VARIABLE ATTENUATOR FOR MICROSTRIP

By James P. Phillips

   Variable attenuators for microstrip are often implemented by placing a vane of resistive material mounted on a pivot above a section of the line. The attenuation is adjusted by rotating the vane and thus varying the amount of line covered. Although this design is simple, it does have several 5 drawbacks. First of all, appreciable area is needed on the circuit board. Secondly, and more significant- ly, the impedance seen by both the input and the output is usually a large mismatch relative to that of the microstrip line. Most attenuation is due to this mismatch which makes this device often unusable in sensitive circuits.

L

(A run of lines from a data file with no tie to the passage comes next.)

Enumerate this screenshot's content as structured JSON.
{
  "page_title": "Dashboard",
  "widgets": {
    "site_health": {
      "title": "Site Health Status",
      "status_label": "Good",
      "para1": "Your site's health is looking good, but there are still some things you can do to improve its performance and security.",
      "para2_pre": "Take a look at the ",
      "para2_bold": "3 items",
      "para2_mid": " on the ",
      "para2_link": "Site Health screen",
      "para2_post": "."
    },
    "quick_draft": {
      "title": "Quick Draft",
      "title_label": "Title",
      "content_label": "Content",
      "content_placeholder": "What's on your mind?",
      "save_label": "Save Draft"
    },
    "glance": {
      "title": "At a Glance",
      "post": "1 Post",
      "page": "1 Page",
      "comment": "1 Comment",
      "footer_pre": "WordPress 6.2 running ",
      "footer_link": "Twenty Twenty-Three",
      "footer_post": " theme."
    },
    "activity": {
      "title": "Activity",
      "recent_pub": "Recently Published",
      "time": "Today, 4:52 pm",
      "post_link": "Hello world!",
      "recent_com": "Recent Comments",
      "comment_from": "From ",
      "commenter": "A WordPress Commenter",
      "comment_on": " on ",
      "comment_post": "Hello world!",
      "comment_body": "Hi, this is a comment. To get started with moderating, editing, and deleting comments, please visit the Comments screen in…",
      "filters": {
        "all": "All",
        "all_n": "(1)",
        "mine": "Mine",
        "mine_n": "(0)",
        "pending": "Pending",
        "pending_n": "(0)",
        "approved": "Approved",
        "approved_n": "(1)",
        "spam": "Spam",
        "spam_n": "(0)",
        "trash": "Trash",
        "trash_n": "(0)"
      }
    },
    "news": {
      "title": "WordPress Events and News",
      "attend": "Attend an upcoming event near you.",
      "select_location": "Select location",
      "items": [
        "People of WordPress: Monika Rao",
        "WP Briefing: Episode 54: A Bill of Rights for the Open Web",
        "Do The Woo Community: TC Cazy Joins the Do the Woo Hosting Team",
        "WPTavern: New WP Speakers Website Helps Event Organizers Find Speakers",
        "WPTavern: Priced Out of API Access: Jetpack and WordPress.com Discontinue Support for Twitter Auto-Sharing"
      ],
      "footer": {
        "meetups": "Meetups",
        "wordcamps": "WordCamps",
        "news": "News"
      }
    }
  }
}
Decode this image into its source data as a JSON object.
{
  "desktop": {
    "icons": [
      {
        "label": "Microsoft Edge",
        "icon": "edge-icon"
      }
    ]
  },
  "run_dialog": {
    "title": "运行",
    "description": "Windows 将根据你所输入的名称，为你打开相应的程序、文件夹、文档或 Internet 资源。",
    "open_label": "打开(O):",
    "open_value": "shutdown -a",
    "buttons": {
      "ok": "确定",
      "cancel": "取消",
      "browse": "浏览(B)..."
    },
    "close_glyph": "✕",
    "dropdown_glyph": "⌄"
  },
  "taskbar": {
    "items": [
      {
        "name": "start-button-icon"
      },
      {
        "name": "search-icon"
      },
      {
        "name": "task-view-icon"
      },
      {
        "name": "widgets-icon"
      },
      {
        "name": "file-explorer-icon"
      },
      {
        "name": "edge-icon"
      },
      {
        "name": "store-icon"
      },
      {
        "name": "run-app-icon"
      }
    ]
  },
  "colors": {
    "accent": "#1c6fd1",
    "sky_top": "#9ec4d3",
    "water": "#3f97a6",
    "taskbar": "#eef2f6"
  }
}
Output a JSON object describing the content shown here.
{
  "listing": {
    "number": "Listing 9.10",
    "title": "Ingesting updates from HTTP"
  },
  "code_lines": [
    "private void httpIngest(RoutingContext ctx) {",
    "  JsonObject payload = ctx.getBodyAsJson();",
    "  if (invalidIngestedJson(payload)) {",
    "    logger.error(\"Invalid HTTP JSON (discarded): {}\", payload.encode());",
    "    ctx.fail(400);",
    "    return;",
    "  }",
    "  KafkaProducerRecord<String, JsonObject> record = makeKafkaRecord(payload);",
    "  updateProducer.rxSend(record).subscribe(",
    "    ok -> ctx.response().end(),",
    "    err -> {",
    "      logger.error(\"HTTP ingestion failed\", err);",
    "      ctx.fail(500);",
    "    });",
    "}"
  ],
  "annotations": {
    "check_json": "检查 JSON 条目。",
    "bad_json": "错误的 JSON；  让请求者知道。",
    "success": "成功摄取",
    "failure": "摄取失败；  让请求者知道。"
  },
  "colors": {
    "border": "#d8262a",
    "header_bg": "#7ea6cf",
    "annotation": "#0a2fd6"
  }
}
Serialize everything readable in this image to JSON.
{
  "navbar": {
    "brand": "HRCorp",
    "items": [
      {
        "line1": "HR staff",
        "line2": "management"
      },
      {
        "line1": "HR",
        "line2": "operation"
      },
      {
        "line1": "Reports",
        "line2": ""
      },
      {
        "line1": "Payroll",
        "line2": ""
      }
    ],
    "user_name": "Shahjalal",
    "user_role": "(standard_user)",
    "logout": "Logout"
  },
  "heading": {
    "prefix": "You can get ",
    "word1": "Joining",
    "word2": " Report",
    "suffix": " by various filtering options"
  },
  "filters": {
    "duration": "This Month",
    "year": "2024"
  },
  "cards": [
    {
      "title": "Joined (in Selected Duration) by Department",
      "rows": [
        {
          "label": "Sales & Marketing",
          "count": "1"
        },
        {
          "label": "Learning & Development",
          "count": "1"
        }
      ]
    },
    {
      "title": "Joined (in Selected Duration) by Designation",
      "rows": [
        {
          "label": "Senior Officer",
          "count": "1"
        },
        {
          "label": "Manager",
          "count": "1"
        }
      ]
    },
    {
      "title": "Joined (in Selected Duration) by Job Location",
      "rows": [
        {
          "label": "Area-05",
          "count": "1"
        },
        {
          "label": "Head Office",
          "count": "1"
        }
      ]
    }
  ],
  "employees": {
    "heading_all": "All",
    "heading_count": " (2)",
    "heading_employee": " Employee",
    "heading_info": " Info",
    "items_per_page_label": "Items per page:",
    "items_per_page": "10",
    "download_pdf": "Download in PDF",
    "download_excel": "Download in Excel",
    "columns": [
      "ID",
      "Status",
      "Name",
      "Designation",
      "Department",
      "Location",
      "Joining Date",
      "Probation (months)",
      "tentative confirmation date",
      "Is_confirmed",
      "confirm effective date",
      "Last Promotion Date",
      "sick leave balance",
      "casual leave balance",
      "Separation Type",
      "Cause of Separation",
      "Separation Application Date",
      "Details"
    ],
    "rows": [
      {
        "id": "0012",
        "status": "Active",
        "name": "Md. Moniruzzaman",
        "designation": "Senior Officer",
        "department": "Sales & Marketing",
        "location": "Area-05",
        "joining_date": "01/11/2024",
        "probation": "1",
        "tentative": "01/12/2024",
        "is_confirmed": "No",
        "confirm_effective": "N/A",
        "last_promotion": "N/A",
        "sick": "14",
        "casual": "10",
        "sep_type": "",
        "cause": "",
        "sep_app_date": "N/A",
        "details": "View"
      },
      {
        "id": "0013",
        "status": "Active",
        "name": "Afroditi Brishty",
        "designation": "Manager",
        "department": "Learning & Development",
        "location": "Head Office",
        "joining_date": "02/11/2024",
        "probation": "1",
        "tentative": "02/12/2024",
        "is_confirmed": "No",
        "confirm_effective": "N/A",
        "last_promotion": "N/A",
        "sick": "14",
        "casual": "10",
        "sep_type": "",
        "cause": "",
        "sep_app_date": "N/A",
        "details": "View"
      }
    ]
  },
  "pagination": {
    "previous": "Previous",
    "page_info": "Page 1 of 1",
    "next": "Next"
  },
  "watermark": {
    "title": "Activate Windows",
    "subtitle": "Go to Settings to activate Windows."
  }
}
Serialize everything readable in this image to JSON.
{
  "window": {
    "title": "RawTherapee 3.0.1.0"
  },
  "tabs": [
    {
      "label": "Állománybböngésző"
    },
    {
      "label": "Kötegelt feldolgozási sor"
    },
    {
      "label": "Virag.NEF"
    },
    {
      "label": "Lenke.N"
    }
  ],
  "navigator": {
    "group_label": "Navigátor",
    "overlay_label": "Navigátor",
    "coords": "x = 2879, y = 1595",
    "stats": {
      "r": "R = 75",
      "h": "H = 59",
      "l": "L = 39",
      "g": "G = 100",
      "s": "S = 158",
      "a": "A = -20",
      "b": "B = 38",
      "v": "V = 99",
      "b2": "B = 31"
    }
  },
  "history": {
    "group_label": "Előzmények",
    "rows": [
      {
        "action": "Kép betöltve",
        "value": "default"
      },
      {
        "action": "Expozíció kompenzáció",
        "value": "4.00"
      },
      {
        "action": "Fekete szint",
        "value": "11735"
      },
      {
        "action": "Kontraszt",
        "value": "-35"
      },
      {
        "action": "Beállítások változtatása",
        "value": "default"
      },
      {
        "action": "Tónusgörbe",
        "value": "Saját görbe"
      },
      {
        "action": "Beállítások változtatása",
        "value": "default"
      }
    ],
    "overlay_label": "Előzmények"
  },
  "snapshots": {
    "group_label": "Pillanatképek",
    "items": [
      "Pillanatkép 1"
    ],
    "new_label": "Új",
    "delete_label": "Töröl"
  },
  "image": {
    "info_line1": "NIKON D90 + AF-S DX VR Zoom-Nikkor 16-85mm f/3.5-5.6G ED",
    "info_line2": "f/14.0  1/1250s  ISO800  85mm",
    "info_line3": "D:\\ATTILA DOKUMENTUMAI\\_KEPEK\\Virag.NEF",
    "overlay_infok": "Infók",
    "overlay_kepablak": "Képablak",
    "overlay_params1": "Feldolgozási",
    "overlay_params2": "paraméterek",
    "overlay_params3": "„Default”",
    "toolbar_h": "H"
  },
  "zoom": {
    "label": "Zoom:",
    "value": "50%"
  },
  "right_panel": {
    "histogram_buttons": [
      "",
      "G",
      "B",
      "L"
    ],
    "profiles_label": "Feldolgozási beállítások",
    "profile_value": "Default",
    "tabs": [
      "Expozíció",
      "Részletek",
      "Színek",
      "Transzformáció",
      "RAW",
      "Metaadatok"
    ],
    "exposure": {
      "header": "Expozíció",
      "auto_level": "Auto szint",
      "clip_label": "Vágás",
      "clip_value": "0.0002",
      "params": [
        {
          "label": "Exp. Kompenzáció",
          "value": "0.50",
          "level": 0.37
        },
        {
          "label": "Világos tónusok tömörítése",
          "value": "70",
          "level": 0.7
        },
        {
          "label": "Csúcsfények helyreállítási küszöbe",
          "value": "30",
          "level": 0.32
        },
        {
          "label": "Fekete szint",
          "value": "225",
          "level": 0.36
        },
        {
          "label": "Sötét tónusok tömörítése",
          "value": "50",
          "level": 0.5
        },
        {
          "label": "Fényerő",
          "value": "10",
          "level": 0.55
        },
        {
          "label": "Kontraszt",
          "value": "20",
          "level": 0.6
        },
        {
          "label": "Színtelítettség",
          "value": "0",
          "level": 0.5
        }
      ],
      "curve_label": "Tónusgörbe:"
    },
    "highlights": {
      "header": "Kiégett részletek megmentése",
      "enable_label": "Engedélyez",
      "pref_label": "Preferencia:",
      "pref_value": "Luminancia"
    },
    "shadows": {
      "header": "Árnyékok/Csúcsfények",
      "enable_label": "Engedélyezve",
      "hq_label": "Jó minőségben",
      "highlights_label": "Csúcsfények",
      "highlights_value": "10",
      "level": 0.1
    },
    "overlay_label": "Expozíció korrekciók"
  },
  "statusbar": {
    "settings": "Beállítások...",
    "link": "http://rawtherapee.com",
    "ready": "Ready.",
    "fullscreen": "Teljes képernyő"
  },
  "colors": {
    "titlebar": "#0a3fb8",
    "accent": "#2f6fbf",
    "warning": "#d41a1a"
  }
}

   A new attenuator structure has been developed which eliminates all these limitations. The new structure (Figure 1) uses a bulk lossy material which is slid within a short section of line below ashield. The line curves away from the lossy material at one end to provide a gradual and therefor reflectionless interface. The attenuator element is tapered in one or two planes on the other end to provide a gradual impedance transistion. Both ends are therefor well matched to the impedance of the microstrip line. The shield over the line is attached to the ground plane to create a short unbalanced stripline sec- tion with the dielectric on one side being the substrate material and either air or the attenuator element on the other. The amount...